By Br. Alfonce Kugwa
Will Zimbabwe soon have a recognised saint? This is not just a dream but may soon happen in the name of John Bradburne, the Strange Vagabond of God. This comes after the Zimbabwe Catholic Bishops signed a letter of placet on the Cause of his Beatification on 30 April 2019. Ground work on the cause of John Bradburne has been going on for many years now with the John Bradburn Memorial Society and the Archdiocese of Harare pushing for the recognition of this martyr of faith whose blood was spilt in Mutoko in 1979.
The Bishops gathered in Harare where they met Dr. Enrico Graziano Giovanni Solinas appointed as Postulator to initiate the Cause of Beatification and Canonisation of John Bradburne. ZCBC Secretary General Fr. Fradereck Chiromba said people should immediately be made aware of this important step in the life of the local Church so that they pray for its success.
The letter of placet signed by the bishops read: “On 30 April 2019, before me +Robert Christopher Ndlovu, Archbishop of Harare and President of the Zimbabwe Catholic Bishops’ Conference, the same Conference gathered in plenary session in the persons of the Most Excellent Bishops:
+Robert Christopher Ndlovu, +Alex Thomas, Archbishop of Bulawayo, +Michael Dixon Bhasera, Bishop of Masvingo, +Albert Serrano, Bishop of Hwange, +Paul Horan, Bishop of Mutare, +Rudolf Nyandoro, Bishop of Gokwe, +Raymond Mupandasekwa, Bishop of Chinhoyi,

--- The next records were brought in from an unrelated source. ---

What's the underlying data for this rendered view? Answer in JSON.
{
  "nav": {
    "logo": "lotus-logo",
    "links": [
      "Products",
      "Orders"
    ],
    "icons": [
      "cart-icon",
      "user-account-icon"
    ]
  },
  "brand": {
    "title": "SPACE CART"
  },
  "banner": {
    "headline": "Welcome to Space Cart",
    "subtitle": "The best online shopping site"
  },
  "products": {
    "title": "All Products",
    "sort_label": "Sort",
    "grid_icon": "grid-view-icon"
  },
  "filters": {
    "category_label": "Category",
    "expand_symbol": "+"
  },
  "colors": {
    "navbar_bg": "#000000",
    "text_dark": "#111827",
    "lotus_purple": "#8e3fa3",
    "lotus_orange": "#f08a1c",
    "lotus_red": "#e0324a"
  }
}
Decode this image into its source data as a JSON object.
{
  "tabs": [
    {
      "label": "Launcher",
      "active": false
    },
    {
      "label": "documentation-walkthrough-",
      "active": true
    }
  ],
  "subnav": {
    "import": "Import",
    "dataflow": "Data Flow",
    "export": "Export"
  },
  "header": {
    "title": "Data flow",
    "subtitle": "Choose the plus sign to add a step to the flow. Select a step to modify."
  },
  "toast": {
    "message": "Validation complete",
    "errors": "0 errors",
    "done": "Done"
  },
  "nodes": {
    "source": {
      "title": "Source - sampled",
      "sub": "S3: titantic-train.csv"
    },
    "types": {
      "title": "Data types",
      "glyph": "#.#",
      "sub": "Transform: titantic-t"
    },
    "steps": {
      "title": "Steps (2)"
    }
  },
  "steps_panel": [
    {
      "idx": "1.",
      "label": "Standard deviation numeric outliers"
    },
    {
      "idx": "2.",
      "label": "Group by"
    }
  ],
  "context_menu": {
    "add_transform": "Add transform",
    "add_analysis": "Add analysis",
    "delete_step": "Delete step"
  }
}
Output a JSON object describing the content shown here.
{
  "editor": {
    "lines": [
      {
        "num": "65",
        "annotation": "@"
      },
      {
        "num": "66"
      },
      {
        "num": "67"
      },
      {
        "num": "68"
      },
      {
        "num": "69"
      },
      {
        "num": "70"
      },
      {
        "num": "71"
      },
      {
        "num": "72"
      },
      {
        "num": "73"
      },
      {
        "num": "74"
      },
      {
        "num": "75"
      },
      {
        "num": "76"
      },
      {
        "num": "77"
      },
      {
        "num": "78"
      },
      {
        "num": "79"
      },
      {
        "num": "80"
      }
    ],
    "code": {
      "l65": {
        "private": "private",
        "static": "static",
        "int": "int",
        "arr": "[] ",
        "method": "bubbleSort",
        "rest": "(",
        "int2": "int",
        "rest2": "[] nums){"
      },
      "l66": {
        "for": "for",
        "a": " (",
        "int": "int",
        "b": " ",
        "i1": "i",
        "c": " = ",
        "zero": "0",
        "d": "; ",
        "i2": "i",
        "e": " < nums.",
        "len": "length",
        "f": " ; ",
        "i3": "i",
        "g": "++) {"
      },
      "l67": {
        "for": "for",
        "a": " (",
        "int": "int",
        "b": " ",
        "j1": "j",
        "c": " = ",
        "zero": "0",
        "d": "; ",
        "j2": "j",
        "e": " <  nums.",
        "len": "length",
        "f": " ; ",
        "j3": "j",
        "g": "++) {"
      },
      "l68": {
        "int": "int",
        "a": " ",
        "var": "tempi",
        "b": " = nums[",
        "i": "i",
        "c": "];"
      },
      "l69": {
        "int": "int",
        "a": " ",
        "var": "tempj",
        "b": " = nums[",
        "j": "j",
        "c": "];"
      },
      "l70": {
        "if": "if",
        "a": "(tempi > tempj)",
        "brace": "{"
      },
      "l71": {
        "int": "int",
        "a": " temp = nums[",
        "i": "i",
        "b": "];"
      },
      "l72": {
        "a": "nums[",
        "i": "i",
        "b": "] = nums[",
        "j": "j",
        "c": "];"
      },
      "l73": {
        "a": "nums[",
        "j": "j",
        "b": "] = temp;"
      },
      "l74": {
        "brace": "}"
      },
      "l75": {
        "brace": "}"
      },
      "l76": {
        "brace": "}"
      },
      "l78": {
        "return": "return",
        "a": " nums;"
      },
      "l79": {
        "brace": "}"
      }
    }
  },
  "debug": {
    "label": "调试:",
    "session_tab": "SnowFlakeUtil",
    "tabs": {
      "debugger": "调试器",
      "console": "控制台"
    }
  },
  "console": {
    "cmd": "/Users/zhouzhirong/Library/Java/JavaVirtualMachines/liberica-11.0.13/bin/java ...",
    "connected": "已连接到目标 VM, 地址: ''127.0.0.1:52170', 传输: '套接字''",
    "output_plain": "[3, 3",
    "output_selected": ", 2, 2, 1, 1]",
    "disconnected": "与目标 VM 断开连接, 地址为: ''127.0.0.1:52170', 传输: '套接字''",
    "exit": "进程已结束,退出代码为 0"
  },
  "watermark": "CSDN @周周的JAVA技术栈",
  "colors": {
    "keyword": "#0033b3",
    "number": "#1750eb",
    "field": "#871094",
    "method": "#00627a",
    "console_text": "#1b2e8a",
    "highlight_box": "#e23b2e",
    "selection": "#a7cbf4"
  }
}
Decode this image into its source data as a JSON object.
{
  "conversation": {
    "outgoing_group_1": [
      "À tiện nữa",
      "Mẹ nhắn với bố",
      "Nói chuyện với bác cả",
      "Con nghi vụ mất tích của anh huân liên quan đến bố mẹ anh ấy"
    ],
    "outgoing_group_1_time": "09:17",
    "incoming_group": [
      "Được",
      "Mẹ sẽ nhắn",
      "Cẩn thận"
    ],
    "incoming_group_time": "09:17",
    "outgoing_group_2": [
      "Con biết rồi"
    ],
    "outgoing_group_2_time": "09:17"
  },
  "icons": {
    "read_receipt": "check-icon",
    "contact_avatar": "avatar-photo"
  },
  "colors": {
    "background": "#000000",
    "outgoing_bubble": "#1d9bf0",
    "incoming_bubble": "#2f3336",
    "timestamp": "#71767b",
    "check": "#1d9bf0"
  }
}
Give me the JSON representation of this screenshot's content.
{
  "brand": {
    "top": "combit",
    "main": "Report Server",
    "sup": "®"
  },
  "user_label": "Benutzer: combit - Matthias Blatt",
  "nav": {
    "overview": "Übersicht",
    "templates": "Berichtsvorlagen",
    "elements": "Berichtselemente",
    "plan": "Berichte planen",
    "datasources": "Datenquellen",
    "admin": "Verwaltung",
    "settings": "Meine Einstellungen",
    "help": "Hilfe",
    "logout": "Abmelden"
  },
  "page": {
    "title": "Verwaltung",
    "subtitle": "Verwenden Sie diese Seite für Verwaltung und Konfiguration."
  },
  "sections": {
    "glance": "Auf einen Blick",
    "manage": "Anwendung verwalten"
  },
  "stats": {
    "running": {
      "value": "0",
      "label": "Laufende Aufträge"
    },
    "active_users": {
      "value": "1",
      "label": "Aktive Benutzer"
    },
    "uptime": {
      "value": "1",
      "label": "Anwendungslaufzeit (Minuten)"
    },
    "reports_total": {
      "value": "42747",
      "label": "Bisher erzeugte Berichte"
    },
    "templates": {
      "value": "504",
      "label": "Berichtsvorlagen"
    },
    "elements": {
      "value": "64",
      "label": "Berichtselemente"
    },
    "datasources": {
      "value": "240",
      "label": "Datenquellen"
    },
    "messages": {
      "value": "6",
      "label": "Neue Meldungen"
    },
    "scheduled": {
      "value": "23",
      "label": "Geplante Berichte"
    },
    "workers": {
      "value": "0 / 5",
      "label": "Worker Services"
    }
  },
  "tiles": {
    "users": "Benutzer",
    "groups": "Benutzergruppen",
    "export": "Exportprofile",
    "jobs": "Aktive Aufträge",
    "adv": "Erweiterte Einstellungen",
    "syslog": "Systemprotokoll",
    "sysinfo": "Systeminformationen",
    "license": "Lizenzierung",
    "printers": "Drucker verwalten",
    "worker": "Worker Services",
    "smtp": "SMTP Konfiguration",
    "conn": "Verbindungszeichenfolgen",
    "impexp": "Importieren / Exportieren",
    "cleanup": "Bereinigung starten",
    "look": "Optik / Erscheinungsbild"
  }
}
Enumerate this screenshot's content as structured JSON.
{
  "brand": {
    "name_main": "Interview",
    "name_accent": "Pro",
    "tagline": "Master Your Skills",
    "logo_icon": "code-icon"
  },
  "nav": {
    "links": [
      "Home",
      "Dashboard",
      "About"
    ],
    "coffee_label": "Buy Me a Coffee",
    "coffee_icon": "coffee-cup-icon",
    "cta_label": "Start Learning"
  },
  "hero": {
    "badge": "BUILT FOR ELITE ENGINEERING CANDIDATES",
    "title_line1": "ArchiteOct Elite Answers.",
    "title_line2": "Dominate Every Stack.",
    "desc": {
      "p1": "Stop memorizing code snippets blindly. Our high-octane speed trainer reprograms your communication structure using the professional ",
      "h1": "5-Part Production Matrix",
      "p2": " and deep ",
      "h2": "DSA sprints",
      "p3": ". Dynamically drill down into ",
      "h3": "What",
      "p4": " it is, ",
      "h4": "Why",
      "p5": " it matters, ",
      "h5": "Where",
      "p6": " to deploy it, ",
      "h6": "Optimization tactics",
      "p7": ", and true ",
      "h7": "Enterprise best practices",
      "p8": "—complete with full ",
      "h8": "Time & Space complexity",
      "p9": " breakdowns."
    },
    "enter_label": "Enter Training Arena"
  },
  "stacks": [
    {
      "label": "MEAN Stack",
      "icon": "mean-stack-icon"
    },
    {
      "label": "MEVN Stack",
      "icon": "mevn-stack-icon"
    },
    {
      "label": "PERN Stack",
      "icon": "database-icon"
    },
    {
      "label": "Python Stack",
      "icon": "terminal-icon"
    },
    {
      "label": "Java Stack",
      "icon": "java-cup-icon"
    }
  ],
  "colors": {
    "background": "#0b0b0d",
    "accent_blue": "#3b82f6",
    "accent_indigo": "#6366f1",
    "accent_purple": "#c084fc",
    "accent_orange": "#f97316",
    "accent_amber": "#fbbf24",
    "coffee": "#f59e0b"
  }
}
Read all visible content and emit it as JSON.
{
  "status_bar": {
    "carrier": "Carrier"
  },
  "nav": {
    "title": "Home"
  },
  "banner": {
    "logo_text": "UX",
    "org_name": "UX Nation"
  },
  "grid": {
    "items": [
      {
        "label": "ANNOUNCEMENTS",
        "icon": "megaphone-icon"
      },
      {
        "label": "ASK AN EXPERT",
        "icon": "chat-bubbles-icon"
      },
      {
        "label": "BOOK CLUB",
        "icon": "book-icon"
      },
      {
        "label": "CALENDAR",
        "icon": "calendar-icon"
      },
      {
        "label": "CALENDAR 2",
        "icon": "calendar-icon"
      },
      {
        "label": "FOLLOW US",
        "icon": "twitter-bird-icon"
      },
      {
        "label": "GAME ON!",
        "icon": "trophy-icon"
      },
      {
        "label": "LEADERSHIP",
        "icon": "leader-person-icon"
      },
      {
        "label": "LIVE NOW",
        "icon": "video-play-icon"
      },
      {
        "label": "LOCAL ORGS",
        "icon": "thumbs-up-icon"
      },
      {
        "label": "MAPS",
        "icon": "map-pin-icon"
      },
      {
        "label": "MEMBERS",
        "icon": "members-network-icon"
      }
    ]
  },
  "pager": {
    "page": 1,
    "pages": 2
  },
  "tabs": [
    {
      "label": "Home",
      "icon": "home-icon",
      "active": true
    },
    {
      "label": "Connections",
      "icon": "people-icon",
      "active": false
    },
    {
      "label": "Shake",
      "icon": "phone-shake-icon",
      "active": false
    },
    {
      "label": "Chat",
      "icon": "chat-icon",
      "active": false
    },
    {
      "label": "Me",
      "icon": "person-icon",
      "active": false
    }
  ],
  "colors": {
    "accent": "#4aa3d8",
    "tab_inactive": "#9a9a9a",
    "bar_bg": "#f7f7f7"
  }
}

who acknowledged about the request of the John Bradburne Memorial Society, represented by Dr. Enrico Graziano Giovanni Solinas, appointed as “Postulator”, to initiate the Cause of Beatification and Canonisation of John Randal Bradburne, Layman and Franciscan Tertiary, signing the present memorandum express their favourable opinion for the initiation of the above-mentioned Cause, also by virtue of the widespread reputation of holiness of John Randal Bradburne in Zimbabwe, both when he was still alive and after his death in Mutoko on 5th September 1979.”
Bradburne was shot dead at Mudzonga area in Mutoko by guerrillas who wanted him out of Mutemwa Leprosy Centre suspecting him to be a spy. Eyewitnesses said a mob of youths picked him up under cover of darkness, took his cheque book and radio.
Bradburne was born at Skirwith in the Eden valley in 1921 and was the son of an Anglican clergyman. According to the Independent Catholic News, Bradburne was received into the Catholic Church in 1947 and came to Rhodesia, now Zimbabwe as a missionary helper in the 1960s where he became warden of the Mutemwa Leprosy Settlement.
The surviving lepers at Mutemwa Leprosy Centre confirmed that Bradburne became attached to them in compassion and love. Friends urged him to quit Zimbabwe as the war against white rule escalated in the late seventies but Bradburne refused.
The excerpts of the John Bradburne Memorial Society state: “During the Zimbabwean civil war, his efforts to prevent exploitation of the leprosy patients brought local hostility and suspicion. He refused to leave the place for safety and was abducted and on Wednesday 5 September 1979, he was shot.”
However, John himself had three wishes, to serve leprosy patients, to die a martyr and to be buried in the habit of St. Francis.
Local evidence has it that before Bradburne was killed he was taken to the guerrilla base in the Harare mountain in Gwaze area during the night where he was interrogated and made to sing Chimurenga songs and forced to eat sadza with okra (derere/idelele). His body was found the following day by the road side at Mudzonga area along Nyamapanda road in Mutoko.
The John Bradburne Memorial Society was founded in 1995 by his niece Celia Brigstocke to support the leper settlement. Celia also led calls for his beatification. Sadly, she died in August 2018, but her eldest daughter Kate Macpherson is continuing the work.
The John Bradburne shrine has been established at Chigona Mountain in Mutemwa where he used to climb and pray during his life time at the leprosy centre. Every year at the anniversary of his death, thousands of Catholics and non-Catholics throng the shrine to offer prayers and supplications and according to the documentary produced by ZCBC Social Communication, there are testimonies of healing and miracles from different people, proving that he was a holy man.